• **Page and application data records**:
BEGIN

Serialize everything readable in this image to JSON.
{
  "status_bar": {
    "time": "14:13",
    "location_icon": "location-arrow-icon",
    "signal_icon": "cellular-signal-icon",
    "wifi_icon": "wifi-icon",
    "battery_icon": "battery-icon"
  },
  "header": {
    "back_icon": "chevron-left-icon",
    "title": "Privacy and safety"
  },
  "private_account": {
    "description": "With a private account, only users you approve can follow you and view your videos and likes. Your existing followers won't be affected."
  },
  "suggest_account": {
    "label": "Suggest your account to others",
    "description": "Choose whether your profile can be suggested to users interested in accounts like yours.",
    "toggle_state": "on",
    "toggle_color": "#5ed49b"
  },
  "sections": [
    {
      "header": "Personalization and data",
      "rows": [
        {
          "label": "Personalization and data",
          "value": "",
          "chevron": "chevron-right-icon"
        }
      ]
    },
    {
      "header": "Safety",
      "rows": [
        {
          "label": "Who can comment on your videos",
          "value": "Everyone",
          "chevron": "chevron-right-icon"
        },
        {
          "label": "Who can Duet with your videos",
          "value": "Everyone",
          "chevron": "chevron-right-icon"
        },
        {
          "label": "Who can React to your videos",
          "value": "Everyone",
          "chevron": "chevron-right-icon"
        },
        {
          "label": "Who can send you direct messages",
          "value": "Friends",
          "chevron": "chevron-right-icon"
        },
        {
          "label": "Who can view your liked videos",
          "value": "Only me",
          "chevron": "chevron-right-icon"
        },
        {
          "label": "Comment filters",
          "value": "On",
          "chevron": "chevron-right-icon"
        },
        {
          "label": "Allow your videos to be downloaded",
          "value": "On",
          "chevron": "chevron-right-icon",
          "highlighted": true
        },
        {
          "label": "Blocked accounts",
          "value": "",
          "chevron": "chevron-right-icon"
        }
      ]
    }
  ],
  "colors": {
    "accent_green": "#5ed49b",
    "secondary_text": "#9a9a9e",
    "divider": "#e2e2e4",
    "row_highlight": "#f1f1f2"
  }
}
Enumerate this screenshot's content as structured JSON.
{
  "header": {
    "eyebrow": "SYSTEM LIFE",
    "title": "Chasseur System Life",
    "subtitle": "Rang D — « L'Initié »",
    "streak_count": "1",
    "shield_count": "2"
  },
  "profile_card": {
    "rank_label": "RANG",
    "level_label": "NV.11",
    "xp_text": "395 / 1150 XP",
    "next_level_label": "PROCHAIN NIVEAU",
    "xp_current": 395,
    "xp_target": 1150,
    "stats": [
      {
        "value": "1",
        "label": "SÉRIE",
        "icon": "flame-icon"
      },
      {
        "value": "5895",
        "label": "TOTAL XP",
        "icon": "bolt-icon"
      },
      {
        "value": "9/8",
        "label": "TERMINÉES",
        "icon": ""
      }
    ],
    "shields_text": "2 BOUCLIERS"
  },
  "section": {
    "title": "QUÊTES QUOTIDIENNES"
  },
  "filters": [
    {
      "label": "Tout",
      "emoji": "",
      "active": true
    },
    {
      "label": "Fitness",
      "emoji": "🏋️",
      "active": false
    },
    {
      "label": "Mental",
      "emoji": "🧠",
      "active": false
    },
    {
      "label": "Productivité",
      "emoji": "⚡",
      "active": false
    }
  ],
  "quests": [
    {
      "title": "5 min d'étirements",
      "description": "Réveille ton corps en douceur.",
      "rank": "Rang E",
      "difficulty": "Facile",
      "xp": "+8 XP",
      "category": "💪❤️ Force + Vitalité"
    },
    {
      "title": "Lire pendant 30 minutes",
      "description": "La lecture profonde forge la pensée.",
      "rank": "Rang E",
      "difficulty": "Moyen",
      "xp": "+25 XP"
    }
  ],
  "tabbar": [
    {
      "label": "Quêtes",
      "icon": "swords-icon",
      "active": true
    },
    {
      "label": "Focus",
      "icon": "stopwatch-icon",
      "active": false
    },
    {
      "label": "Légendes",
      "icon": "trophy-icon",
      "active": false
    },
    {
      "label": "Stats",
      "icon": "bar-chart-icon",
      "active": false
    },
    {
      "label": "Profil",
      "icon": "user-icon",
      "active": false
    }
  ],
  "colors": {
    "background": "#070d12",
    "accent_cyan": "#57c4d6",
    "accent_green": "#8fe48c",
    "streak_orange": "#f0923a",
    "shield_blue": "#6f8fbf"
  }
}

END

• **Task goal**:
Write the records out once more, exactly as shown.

• **Solution to this exercise**:
Serialize everything readable in this image to JSON.
{
  "status_bar": {
    "time": "14:13",
    "location_icon": "location-arrow-icon",
    "signal_icon": "cellular-signal-icon",
    "wifi_icon": "wifi-icon",
    "battery_icon": "battery-icon"
  },
  "header": {
    "back_icon": "chevron-left-icon",
    "title": "Privacy and safety"
  },
  "private_account": {
    "description": "With a private account, only users you approve can follow you and view your videos and likes. Your existing followers won't be affected."
  },
  "suggest_account": {
    "label": "Suggest your account to others",
    "description": "Choose whether your profile can be suggested to users interested in accounts like yours.",
    "toggle_state": "on",
    "toggle_color": "#5ed49b"
  },
  "sections": [
    {
      "header": "Personalization and data",
      "rows": [
        {
          "label": "Personalization and data",
          "value": "",
          "chevron": "chevron-right-icon"
        }
      ]
    },
    {
      "header": "Safety",
      "rows": [
        {
          "label": "Who can comment on your videos",
          "value": "Everyone",
          "chevron": "chevron-right-icon"
        },
        {
          "label": "Who can Duet with your videos",
          "value": "Everyone",
          "chevron": "chevron-right-icon"
        },
        {
          "label": "Who can React to your videos",
          "value": "Everyone",
          "chevron": "chevron-right-icon"
        },
        {
          "label": "Who can send you direct messages",
          "value": "Friends",
          "chevron": "chevron-right-icon"
        },
        {
          "label": "Who can view your liked videos",
          "value": "Only me",
          "chevron": "chevron-right-icon"
        },
        {
          "label": "Comment filters",
          "value": "On",
          "chevron": "chevron-right-icon"
        },
        {
          "label": "Allow your videos to be downloaded",
          "value": "On",
          "chevron": "chevron-right-icon",
          "highlighted": true
        },
        {
          "label": "Blocked accounts",
          "value": "",
          "chevron": "chevron-right-icon"
        }
      ]
    }
  ],
  "colors": {
    "accent_green": "#5ed49b",
    "secondary_text": "#9a9a9e",
    "divider": "#e2e2e4",
    "row_highlight": "#f1f1f2"
  }
}
Enumerate this screenshot's content as structured JSON.
{
  "header": {
    "eyebrow": "SYSTEM LIFE",
    "title": "Chasseur System Life",
    "subtitle": "Rang D — « L'Initié »",
    "streak_count": "1",
    "shield_count": "2"
  },
  "profile_card": {
    "rank_label": "RANG",
    "level_label": "NV.11",
    "xp_text": "395 / 1150 XP",
    "next_level_label": "PROCHAIN NIVEAU",
    "xp_current": 395,
    "xp_target": 1150,
    "stats": [
      {
        "value": "1",
        "label": "SÉRIE",
        "icon": "flame-icon"
      },
      {
        "value": "5895",
        "label": "TOTAL XP",
        "icon": "bolt-icon"
      },
      {
        "value": "9/8",
        "label": "TERMINÉES",
        "icon": ""
      }
    ],
    "shields_text": "2 BOUCLIERS"
  },
  "section": {
    "title": "QUÊTES QUOTIDIENNES"
  },
  "filters": [
    {
      "label": "Tout",
      "emoji": "",
      "active": true
    },
    {
      "label": "Fitness",
      "emoji": "🏋️",
      "active": false
    },
    {
      "label": "Mental",
      "emoji": "🧠",
      "active": false
    },
    {
      "label": "Productivité",
      "emoji": "⚡",
      "active": false
    }
  ],
  "quests": [
    {
      "title": "5 min d'étirements",
      "description": "Réveille ton corps en douceur.",
      "rank": "Rang E",
      "difficulty": "Facile",
      "xp": "+8 XP",
      "category": "💪❤️ Force + Vitalité"
    },
    {
      "title": "Lire pendant 30 minutes",
      "description": "La lecture profonde forge la pensée.",
      "rank": "Rang E",
      "difficulty": "Moyen",
      "xp": "+25 XP"
    }
  ],
  "tabbar": [
    {
      "label": "Quêtes",
      "icon": "swords-icon",
      "active": true
    },
    {
      "label": "Focus",
      "icon": "stopwatch-icon",
      "active": false
    },
    {
      "label": "Légendes",
      "icon": "trophy-icon",
      "active": false
    },
    {
      "label": "Stats",
      "icon": "bar-chart-icon",
      "active": false
    },
    {
      "label": "Profil",
      "icon": "user-icon",
      "active": false
    }
  ],
  "colors": {
    "background": "#070d12",
    "accent_cyan": "#57c4d6",
    "accent_green": "#8fe48c",
    "streak_orange": "#f0923a",
    "shield_blue": "#6f8fbf"
  }
}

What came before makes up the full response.